→ Task to carry out: Restate word for word the line containing "Give me the" and each line that follows it, through the last line below, and nothing else.

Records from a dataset

****

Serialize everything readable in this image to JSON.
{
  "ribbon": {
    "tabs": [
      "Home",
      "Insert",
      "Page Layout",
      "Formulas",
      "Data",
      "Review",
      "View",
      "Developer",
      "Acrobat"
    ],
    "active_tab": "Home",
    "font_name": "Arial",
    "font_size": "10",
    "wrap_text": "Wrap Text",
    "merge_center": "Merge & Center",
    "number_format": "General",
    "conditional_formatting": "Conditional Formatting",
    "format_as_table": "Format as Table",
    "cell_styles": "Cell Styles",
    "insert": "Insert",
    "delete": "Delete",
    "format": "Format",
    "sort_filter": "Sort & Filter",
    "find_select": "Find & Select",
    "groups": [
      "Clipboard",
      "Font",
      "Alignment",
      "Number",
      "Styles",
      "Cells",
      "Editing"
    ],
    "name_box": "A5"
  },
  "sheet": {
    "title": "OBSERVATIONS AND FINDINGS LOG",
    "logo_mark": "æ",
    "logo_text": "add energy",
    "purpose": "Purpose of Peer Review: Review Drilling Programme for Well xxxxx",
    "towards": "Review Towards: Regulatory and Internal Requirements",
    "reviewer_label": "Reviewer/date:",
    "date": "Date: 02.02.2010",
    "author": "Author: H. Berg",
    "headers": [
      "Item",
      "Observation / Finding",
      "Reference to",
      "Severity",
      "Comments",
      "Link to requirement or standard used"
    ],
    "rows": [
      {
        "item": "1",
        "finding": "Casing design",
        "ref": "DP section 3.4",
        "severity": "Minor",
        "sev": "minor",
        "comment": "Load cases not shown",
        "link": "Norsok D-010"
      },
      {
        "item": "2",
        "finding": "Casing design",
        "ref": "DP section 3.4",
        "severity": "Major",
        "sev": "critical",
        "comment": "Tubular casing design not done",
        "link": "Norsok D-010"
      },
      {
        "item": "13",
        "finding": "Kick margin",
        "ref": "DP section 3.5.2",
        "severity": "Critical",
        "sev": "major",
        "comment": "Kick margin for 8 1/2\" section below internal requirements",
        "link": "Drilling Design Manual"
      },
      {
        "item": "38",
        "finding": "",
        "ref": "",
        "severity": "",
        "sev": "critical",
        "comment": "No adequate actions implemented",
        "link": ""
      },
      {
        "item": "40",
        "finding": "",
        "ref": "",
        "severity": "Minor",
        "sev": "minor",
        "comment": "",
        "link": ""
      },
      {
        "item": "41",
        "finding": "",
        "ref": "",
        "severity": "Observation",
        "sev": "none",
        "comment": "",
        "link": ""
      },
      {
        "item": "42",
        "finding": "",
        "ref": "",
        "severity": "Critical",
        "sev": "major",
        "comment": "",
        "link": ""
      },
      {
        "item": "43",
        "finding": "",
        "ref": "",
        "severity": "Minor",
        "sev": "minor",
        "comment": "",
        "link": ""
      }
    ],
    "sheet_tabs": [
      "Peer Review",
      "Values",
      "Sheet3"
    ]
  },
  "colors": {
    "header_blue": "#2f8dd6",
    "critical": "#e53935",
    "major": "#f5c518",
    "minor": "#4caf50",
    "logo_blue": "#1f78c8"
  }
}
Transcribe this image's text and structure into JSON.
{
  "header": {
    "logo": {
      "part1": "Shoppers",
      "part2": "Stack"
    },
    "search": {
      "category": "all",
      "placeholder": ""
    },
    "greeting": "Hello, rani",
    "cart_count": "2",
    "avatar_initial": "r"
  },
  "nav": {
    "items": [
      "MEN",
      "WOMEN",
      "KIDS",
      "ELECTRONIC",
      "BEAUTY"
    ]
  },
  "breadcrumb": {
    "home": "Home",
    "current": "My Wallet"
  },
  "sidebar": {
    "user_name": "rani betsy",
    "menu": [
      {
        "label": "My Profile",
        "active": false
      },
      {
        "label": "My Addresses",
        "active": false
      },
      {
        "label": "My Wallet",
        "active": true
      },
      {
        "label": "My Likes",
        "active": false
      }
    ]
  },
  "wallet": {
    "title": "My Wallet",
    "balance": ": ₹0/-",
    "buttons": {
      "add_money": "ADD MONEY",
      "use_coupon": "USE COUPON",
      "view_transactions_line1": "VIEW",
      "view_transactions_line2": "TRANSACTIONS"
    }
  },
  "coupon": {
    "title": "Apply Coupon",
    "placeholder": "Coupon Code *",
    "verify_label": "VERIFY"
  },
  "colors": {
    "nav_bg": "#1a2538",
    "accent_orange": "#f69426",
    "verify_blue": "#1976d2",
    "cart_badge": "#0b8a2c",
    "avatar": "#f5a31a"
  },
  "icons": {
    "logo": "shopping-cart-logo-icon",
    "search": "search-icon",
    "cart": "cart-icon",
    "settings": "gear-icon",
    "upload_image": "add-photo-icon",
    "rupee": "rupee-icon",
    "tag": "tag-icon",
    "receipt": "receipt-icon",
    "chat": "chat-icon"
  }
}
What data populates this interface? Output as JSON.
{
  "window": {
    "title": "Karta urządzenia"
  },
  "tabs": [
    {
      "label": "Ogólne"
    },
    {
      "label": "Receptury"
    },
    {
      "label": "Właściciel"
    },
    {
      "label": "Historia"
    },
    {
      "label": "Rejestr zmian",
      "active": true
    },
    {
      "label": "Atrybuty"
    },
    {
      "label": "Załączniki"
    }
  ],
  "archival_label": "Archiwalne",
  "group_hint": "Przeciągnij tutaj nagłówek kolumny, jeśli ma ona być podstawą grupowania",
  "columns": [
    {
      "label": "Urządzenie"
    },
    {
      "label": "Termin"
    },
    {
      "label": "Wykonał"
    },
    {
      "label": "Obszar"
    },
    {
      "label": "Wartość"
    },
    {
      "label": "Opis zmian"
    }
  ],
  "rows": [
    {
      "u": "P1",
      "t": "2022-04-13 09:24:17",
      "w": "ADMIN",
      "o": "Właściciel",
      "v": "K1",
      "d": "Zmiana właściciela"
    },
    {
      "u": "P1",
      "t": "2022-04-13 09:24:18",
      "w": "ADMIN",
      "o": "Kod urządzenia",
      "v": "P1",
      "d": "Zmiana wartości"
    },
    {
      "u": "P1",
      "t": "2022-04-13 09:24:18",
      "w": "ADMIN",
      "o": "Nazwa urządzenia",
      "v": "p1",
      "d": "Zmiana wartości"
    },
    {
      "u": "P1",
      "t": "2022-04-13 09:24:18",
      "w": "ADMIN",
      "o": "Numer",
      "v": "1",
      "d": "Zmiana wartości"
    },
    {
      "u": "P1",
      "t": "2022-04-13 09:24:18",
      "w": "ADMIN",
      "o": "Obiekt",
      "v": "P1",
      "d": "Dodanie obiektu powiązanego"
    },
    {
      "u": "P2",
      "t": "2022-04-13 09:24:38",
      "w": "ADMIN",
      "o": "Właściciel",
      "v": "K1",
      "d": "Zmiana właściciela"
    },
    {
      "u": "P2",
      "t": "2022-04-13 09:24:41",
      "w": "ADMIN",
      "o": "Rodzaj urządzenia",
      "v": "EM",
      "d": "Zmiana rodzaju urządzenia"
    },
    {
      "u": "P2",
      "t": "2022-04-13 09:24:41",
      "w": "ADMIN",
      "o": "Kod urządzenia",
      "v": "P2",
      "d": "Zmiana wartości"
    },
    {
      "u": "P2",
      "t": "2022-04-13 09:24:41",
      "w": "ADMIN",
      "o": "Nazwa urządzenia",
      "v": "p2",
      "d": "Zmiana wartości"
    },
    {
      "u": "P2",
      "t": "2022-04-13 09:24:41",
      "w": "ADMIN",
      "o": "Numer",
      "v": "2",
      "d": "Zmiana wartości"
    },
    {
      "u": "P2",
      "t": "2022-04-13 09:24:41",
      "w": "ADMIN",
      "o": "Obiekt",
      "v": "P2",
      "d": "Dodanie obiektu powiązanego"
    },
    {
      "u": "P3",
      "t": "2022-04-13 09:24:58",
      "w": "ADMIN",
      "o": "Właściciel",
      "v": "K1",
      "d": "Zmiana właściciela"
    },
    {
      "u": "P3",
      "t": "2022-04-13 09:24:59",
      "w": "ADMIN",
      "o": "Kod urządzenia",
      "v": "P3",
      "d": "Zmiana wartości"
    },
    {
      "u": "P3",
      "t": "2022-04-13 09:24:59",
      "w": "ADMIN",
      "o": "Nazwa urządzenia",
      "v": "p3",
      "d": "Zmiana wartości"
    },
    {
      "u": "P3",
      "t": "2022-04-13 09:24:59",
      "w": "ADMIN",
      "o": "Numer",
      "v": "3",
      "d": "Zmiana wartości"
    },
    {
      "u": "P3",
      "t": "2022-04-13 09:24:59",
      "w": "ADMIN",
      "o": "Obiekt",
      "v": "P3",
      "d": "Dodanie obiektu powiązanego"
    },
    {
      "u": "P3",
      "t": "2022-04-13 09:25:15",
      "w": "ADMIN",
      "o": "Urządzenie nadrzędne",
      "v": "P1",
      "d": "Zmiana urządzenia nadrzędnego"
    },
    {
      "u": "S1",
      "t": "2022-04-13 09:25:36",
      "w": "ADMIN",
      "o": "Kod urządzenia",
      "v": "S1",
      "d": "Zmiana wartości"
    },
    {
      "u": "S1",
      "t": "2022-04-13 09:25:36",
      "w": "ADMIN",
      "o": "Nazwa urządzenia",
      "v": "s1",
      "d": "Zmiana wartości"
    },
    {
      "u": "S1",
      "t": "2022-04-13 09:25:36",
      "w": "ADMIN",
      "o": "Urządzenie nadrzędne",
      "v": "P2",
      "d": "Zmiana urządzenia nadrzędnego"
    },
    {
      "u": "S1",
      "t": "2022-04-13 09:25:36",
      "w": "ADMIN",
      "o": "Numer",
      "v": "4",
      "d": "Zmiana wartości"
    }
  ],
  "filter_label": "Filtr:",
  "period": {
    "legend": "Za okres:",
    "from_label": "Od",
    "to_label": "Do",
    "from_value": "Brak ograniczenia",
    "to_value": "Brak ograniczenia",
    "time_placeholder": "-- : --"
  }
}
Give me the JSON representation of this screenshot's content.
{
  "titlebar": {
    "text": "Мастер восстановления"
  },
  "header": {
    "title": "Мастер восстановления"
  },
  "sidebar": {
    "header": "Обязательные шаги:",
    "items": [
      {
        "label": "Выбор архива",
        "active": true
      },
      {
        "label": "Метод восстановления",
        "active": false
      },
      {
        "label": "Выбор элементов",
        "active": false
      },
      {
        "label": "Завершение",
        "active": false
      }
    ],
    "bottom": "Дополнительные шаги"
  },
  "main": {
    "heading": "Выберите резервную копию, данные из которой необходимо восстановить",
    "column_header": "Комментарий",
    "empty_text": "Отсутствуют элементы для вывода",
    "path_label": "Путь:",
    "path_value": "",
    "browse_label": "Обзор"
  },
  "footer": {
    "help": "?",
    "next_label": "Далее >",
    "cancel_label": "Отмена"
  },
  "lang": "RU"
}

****

→ Output for this exercise:
Give me the JSON representation of this screenshot's content.
{
  "titlebar": {
    "text": "Мастер восстановления"
  },
  "header": {
    "title": "Мастер восстановления"
  },
  "sidebar": {
    "header": "Обязательные шаги:",
    "items": [
      {
        "label": "Выбор архива",
        "active": true
      },
      {
        "label": "Метод восстановления",
        "active": false
      },
      {
        "label": "Выбор элементов",
        "active": false
      },
      {
        "label": "Завершение",
        "active": false
      }
    ],
    "bottom": "Дополнительные шаги"
  },
  "main": {
    "heading": "Выберите резервную копию, данные из которой необходимо восстановить",
    "column_header": "Комментарий",
    "empty_text": "Отсутствуют элементы для вывода",
    "path_label": "Путь:",
    "path_value": "",
    "browse_label": "Обзор"
  },
  "footer": {
    "help": "?",
    "next_label": "Далее >",
    "cancel_label": "Отмена"
  },
  "lang": "RU"
}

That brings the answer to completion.